◆ PROMPT:
Leave the images out. Give every line below again, precisely.

Entries from a dataset of interfaces
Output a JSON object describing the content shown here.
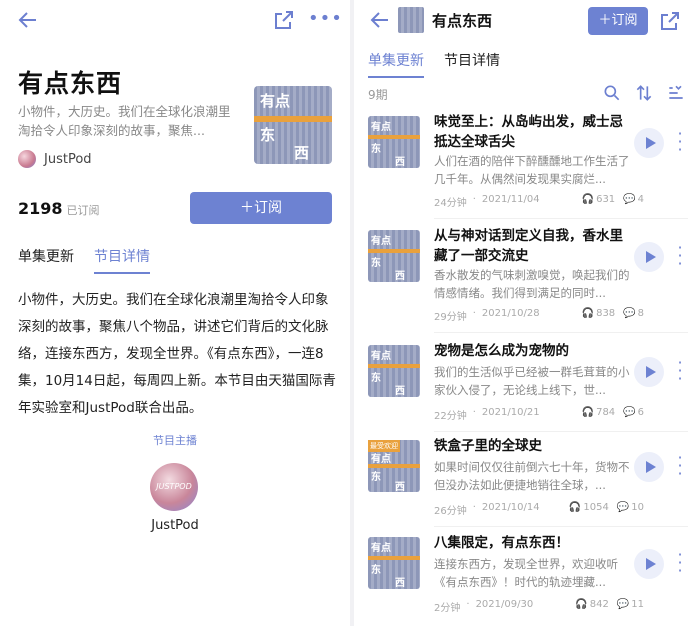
{
  "left": {
    "title": "有点东西",
    "description": "小物件，大历史。我们在全球化浪潮里淘拾令人印象深刻的故事，聚焦...",
    "host_name": "JustPod",
    "subscriber_count": "2198",
    "subscriber_label": "已订阅",
    "subscribe_label": "＋订阅",
    "tabs": [
      "单集更新",
      "节目详情"
    ],
    "body": "小物件，大历史。我们在全球化浪潮里淘拾令人印象深刻的故事，聚焦八个物品，讲述它们背后的文化脉络，连接东西方，发现全世界。《有点东西》，一连8集，10月14日起，每周四上新。本节目由天猫国际青年实验室和JustPod联合出品。",
    "host_section_label": "节目主播",
    "host_avatar_text": "JUSTPOD",
    "host_name_lg": "JustPod"
  },
  "cover": {
    "line1": "有点",
    "line2": "东",
    "line3": "西"
  },
  "right": {
    "title": "有点东西",
    "subscribe_label": "＋订阅",
    "tabs": [
      "单集更新",
      "节目详情"
    ],
    "episode_count": "9期",
    "episodes": [
      {
        "title": "味觉至上：从岛屿出发，威士忌抵达全球舌尖",
        "desc": "人们在酒的陪伴下醉醺醺地工作生活了几千年。从偶然间发现果实腐烂...",
        "duration": "24分钟",
        "date": "2021/11/04",
        "plays": "631",
        "comments": "4",
        "badge": ""
      },
      {
        "title": "从与神对话到定义自我，香水里藏了一部交流史",
        "desc": "香水散发的气味刺激嗅觉，唤起我们的情感情绪。我们得到满足的同时...",
        "duration": "29分钟",
        "date": "2021/10/28",
        "plays": "838",
        "comments": "8",
        "badge": ""
      },
      {
        "title": "宠物是怎么成为宠物的",
        "desc": "我们的生活似乎已经被一群毛茸茸的小家伙入侵了，无论线上线下，世...",
        "duration": "22分钟",
        "date": "2021/10/21",
        "plays": "784",
        "comments": "6",
        "badge": ""
      },
      {
        "title": "铁盒子里的全球史",
        "desc": "如果时间仅仅往前倒六七十年，货物不但没办法如此便捷地销往全球，...",
        "duration": "26分钟",
        "date": "2021/10/14",
        "plays": "1054",
        "comments": "10",
        "badge": "最受欢迎"
      },
      {
        "title": "八集限定，有点东西！",
        "desc": "连接东西方，发现全世界，欢迎收听《有点东西》！时代的轨迹埋藏...",
        "duration": "2分钟",
        "date": "2021/09/30",
        "plays": "842",
        "comments": "11",
        "badge": ""
      }
    ]
  }
}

◆ SOLUTION FOR THIS TASK:
Output a JSON object describing the content shown here.
{
  "left": {
    "title": "有点东西",
    "description": "小物件，大历史。我们在全球化浪潮里淘拾令人印象深刻的故事，聚焦...",
    "host_name": "JustPod",
    "subscriber_count": "2198",
    "subscriber_label": "已订阅",
    "subscribe_label": "＋订阅",
    "tabs": [
      "单集更新",
      "节目详情"
    ],
    "body": "小物件，大历史。我们在全球化浪潮里淘拾令人印象深刻的故事，聚焦八个物品，讲述它们背后的文化脉络，连接东西方，发现全世界。《有点东西》，一连8集，10月14日起，每周四上新。本节目由天猫国际青年实验室和JustPod联合出品。",
    "host_section_label": "节目主播",
    "host_avatar_text": "JUSTPOD",
    "host_name_lg": "JustPod"
  },
  "cover": {
    "line1": "有点",
    "line2": "东",
    "line3": "西"
  },
  "right": {
    "title": "有点东西",
    "subscribe_label": "＋订阅",
    "tabs": [
      "单集更新",
      "节目详情"
    ],
    "episode_count": "9期",
    "episodes": [
      {
        "title": "味觉至上：从岛屿出发，威士忌抵达全球舌尖",
        "desc": "人们在酒的陪伴下醉醺醺地工作生活了几千年。从偶然间发现果实腐烂...",
        "duration": "24分钟",
        "date": "2021/11/04",
        "plays": "631",
        "comments": "4",
        "badge": ""
      },
      {
        "title": "从与神对话到定义自我，香水里藏了一部交流史",
        "desc": "香水散发的气味刺激嗅觉，唤起我们的情感情绪。我们得到满足的同时...",
        "duration": "29分钟",
        "date": "2021/10/28",
        "plays": "838",
        "comments": "8",
        "badge": ""
      },
      {
        "title": "宠物是怎么成为宠物的",
        "desc": "我们的生活似乎已经被一群毛茸茸的小家伙入侵了，无论线上线下，世...",
        "duration": "22分钟",
        "date": "2021/10/21",
        "plays": "784",
        "comments": "6",
        "badge": ""
      },
      {
        "title": "铁盒子里的全球史",
        "desc": "如果时间仅仅往前倒六七十年，货物不但没办法如此便捷地销往全球，...",
        "duration": "26分钟",
        "date": "2021/10/14",
        "plays": "1054",
        "comments": "10",
        "badge": "最受欢迎"
      },
      {
        "title": "八集限定，有点东西！",
        "desc": "连接东西方，发现全世界，欢迎收听《有点东西》！时代的轨迹埋藏...",
        "duration": "2分钟",
        "date": "2021/09/30",
        "plays": "842",
        "comments": "11",
        "badge": ""
      }
    ]
  }
}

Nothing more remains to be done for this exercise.